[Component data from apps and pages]
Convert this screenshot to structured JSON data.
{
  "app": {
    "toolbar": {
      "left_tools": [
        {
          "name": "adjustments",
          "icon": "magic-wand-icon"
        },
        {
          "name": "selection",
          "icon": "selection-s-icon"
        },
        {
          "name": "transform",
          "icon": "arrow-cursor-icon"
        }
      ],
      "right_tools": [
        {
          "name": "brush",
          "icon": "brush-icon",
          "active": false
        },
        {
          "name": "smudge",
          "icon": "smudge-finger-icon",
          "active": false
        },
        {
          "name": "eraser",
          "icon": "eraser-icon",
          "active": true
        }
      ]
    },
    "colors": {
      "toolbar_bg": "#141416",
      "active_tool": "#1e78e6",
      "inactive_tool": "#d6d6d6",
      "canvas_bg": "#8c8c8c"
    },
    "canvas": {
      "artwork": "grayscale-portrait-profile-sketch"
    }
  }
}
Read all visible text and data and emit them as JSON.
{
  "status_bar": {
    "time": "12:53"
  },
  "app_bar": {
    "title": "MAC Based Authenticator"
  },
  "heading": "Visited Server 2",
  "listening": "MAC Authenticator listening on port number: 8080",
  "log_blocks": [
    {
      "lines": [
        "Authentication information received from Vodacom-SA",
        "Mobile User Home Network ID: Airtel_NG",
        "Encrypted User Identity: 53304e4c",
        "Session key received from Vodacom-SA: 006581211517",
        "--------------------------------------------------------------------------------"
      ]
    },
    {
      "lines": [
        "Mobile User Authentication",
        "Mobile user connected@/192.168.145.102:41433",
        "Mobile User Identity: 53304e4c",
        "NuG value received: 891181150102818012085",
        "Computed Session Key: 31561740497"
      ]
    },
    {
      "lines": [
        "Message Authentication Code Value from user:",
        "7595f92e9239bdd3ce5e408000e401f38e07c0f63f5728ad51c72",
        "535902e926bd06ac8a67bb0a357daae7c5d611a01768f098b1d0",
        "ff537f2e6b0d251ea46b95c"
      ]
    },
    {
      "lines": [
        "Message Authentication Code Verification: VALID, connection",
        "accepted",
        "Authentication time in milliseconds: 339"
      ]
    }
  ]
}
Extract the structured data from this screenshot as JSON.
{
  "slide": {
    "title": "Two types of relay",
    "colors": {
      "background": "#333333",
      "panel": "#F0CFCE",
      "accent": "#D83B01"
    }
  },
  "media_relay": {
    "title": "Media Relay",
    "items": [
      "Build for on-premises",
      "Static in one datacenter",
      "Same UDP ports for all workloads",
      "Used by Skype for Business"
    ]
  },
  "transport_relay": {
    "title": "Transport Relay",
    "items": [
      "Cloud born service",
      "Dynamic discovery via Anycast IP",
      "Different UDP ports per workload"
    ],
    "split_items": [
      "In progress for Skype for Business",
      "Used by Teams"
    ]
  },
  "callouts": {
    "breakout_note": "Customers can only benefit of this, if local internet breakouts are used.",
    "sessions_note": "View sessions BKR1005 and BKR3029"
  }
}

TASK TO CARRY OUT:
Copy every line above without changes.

EXERCISE OUTPUT:
Convert this screenshot to structured JSON data.
{
  "app": {
    "toolbar": {
      "left_tools": [
        {
          "name": "adjustments",
          "icon": "magic-wand-icon"
        },
        {
          "name": "selection",
          "icon": "selection-s-icon"
        },
        {
          "name": "transform",
          "icon": "arrow-cursor-icon"
        }
      ],
      "right_tools": [
        {
          "name": "brush",
          "icon": "brush-icon",
          "active": false
        },
        {
          "name": "smudge",
          "icon": "smudge-finger-icon",
          "active": false
        },
        {
          "name": "eraser",
          "icon": "eraser-icon",
          "active": true
        }
      ]
    },
    "colors": {
      "toolbar_bg": "#141416",
      "active_tool": "#1e78e6",
      "inactive_tool": "#d6d6d6",
      "canvas_bg": "#8c8c8c"
    },
    "canvas": {
      "artwork": "grayscale-portrait-profile-sketch"
    }
  }
}
Read all visible text and data and emit them as JSON.
{
  "status_bar": {
    "time": "12:53"
  },
  "app_bar": {
    "title": "MAC Based Authenticator"
  },
  "heading": "Visited Server 2",
  "listening": "MAC Authenticator listening on port number: 8080",
  "log_blocks": [
    {
      "lines": [
        "Authentication information received from Vodacom-SA",
        "Mobile User Home Network ID: Airtel_NG",
        "Encrypted User Identity: 53304e4c",
        "Session key received from Vodacom-SA: 006581211517",
        "--------------------------------------------------------------------------------"
      ]
    },
    {
      "lines": [
        "Mobile User Authentication",
        "Mobile user connected@/192.168.145.102:41433",
        "Mobile User Identity: 53304e4c",
        "NuG value received: 891181150102818012085",
        "Computed Session Key: 31561740497"
      ]
    },
    {
      "lines": [
        "Message Authentication Code Value from user:",
        "7595f92e9239bdd3ce5e408000e401f38e07c0f63f5728ad51c72",
        "535902e926bd06ac8a67bb0a357daae7c5d611a01768f098b1d0",
        "ff537f2e6b0d251ea46b95c"
      ]
    },
    {
      "lines": [
        "Message Authentication Code Verification: VALID, connection",
        "accepted",
        "Authentication time in milliseconds: 339"
      ]
    }
  ]
}
Extract the structured data from this screenshot as JSON.
{
  "slide": {
    "title": "Two types of relay",
    "colors": {
      "background": "#333333",
      "panel": "#F0CFCE",
      "accent": "#D83B01"
    }
  },
  "media_relay": {
    "title": "Media Relay",
    "items": [
      "Build for on-premises",
      "Static in one datacenter",
      "Same UDP ports for all workloads",
      "Used by Skype for Business"
    ]
  },
  "transport_relay": {
    "title": "Transport Relay",
    "items": [
      "Cloud born service",
      "Dynamic discovery via Anycast IP",
      "Different UDP ports per workload"
    ],
    "split_items": [
      "In progress for Skype for Business",
      "Used by Teams"
    ]
  },
  "callouts": {
    "breakout_note": "Customers can only benefit of this, if local internet breakouts are used.",
    "sessions_note": "View sessions BKR1005 and BKR3029"
  }
}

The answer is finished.